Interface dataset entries
● ● ● ● ● ● ●
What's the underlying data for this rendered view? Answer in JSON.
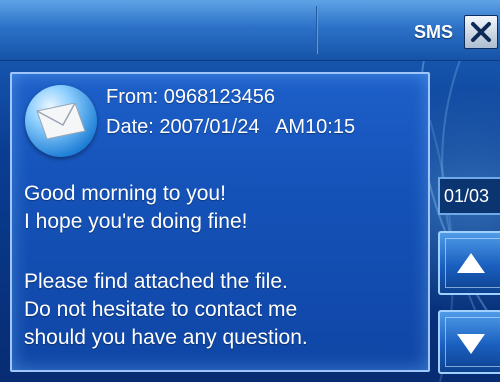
{
  "header": {
    "title": "SMS",
    "close_icon": "close-icon"
  },
  "message": {
    "from_label": "From:",
    "from": "0968123456",
    "date_label": "Date:",
    "date": "2007/01/24",
    "time": "AM10:15",
    "lines": [
      "Good morning to you!",
      "I hope you're doing fine!",
      "",
      "Please find attached the file.",
      "Do not hesitate to contact me",
      "should you have any question."
    ]
  },
  "pager": {
    "current": "01/03",
    "up_icon": "arrow-up-icon",
    "down_icon": "arrow-down-icon"
  },
  "colors": {
    "panel": "#1552b8",
    "header": "#2c72c8",
    "text": "#ffffff"
  }
}
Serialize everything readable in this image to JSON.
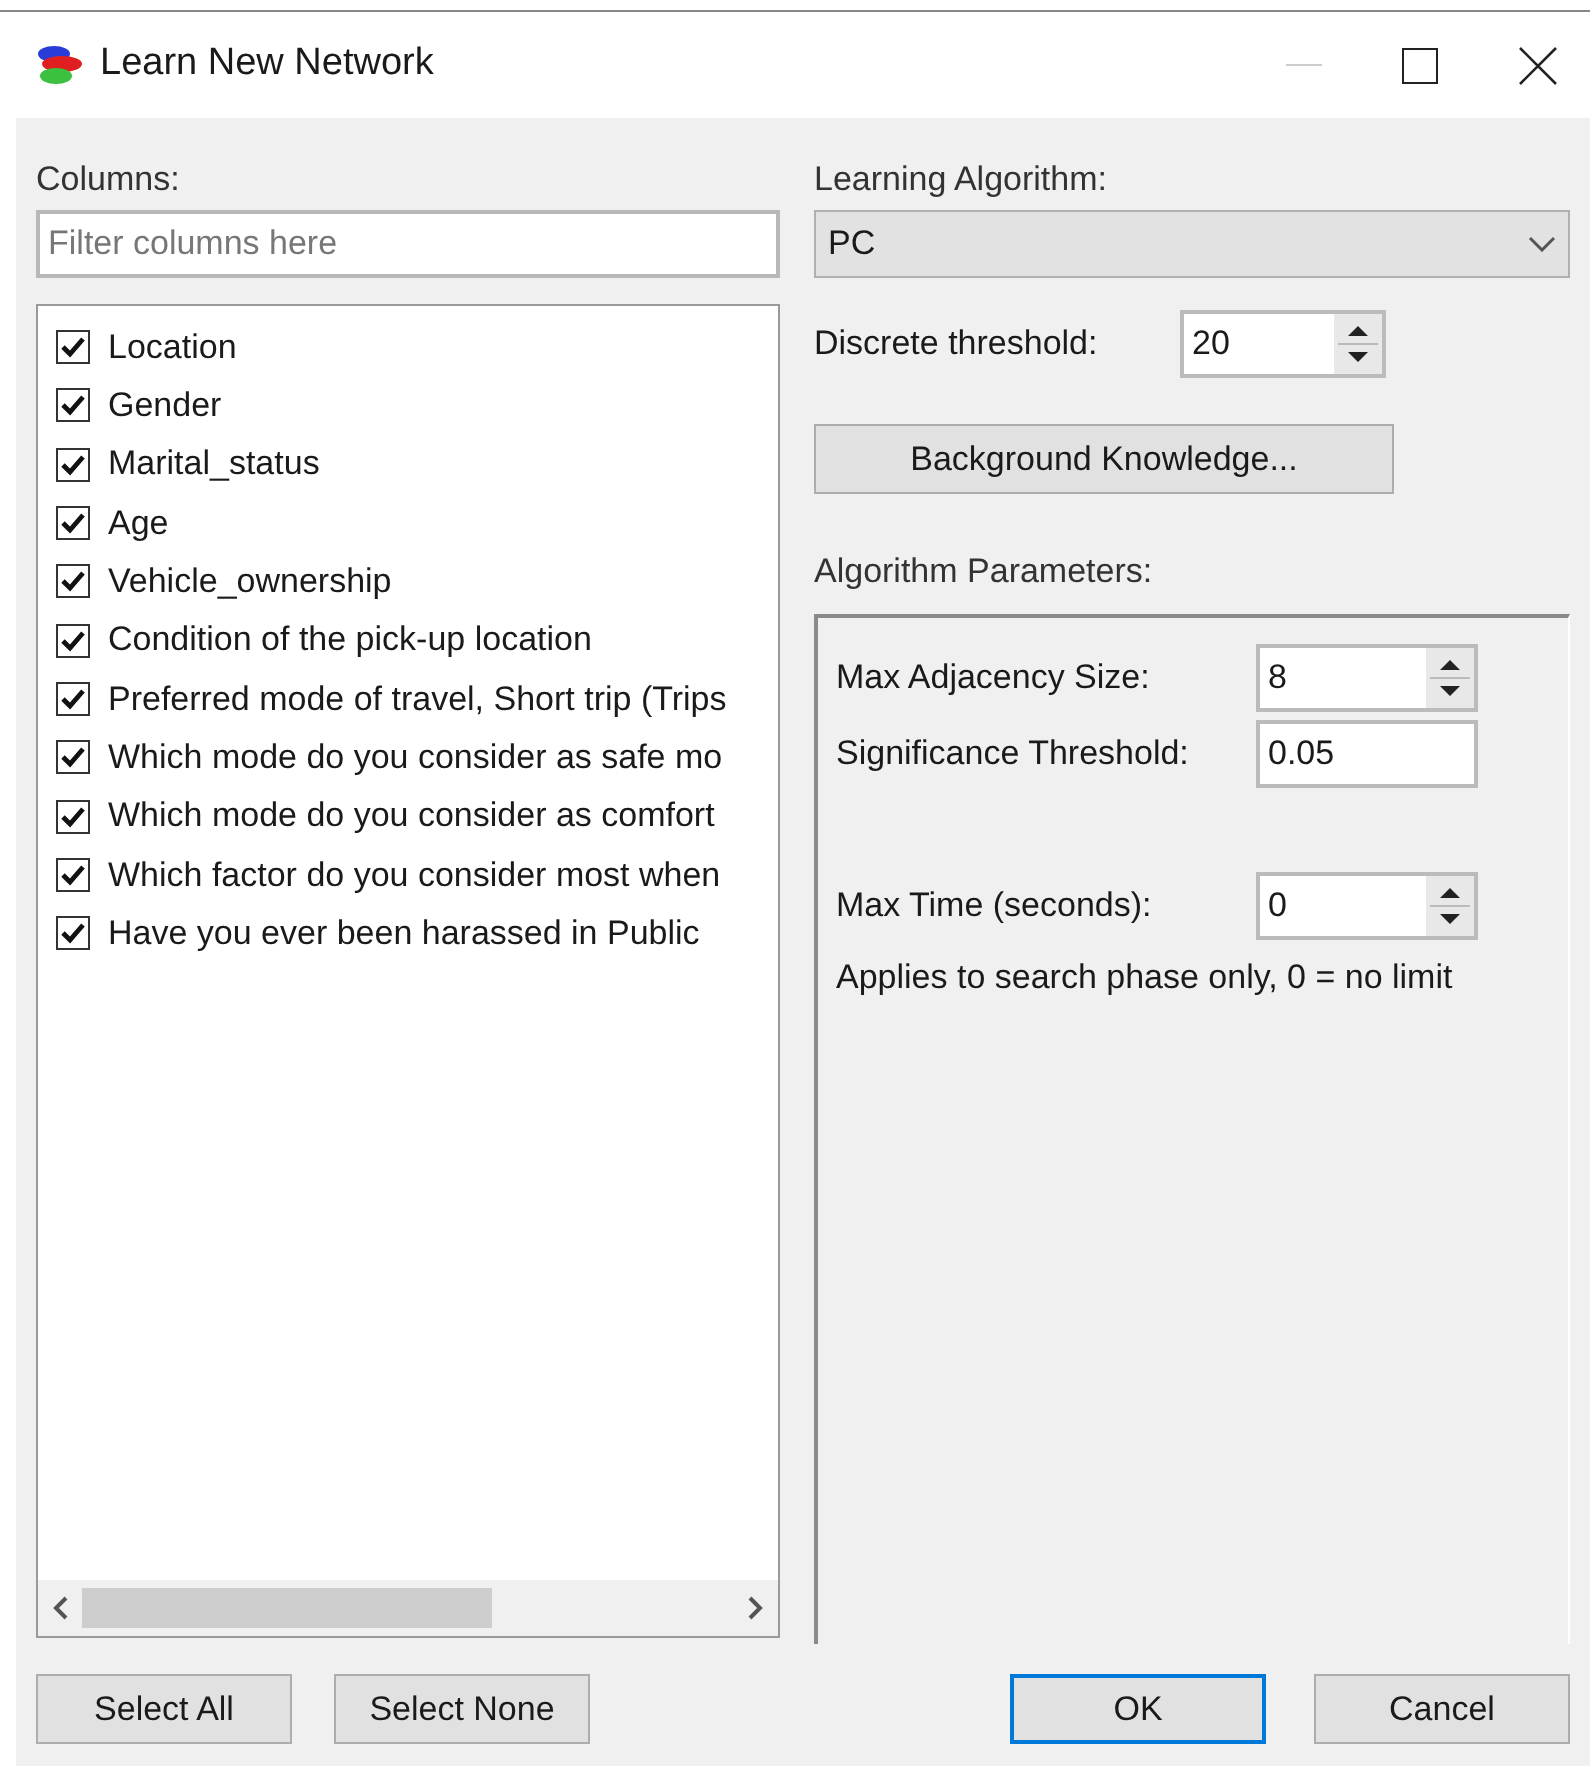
{
  "window": {
    "title": "Learn New Network"
  },
  "columns": {
    "label": "Columns:",
    "filter": {
      "placeholder": "Filter columns here"
    },
    "items": [
      {
        "label": "Location",
        "checked": true
      },
      {
        "label": "Gender",
        "checked": true
      },
      {
        "label": "Marital_status",
        "checked": true
      },
      {
        "label": "Age",
        "checked": true
      },
      {
        "label": "Vehicle_ownership",
        "checked": true
      },
      {
        "label": "Condition of the pick-up location",
        "checked": true
      },
      {
        "label": "Preferred mode of travel, Short trip (Trips",
        "checked": true
      },
      {
        "label": "Which mode do you consider as safe mo",
        "checked": true
      },
      {
        "label": "Which mode do you consider as comfort",
        "checked": true
      },
      {
        "label": "Which factor do you consider most when",
        "checked": true
      },
      {
        "label": "Have you ever been harassed in Public",
        "checked": true
      }
    ]
  },
  "algorithm": {
    "label": "Learning Algorithm:",
    "value": "PC"
  },
  "discrete_threshold": {
    "label": "Discrete threshold:",
    "value": "20"
  },
  "background_button": "Background Knowledge...",
  "parameters": {
    "label": "Algorithm Parameters:",
    "fields": [
      {
        "kind": "spin",
        "label": "Max Adjacency Size:",
        "value": "8"
      },
      {
        "kind": "text",
        "label": "Significance Threshold:",
        "value": "0.05"
      },
      {
        "kind": "gap"
      },
      {
        "kind": "spin",
        "label": "Max Time (seconds):",
        "value": "0"
      }
    ],
    "note": "Applies to search phase only, 0 = no limit"
  },
  "buttons": [
    {
      "label": "Select All",
      "kind": "left",
      "default": false
    },
    {
      "label": "Select None",
      "kind": "left",
      "default": false
    },
    {
      "label": "OK",
      "kind": "right",
      "default": true
    },
    {
      "label": "Cancel",
      "kind": "right",
      "default": false
    }
  ]
}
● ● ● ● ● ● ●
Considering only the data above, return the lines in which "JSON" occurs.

→ **YOUR RESPONSE**:
What's the underlying data for this rendered view? Answer in JSON.
Serialize everything readable in this image to JSON.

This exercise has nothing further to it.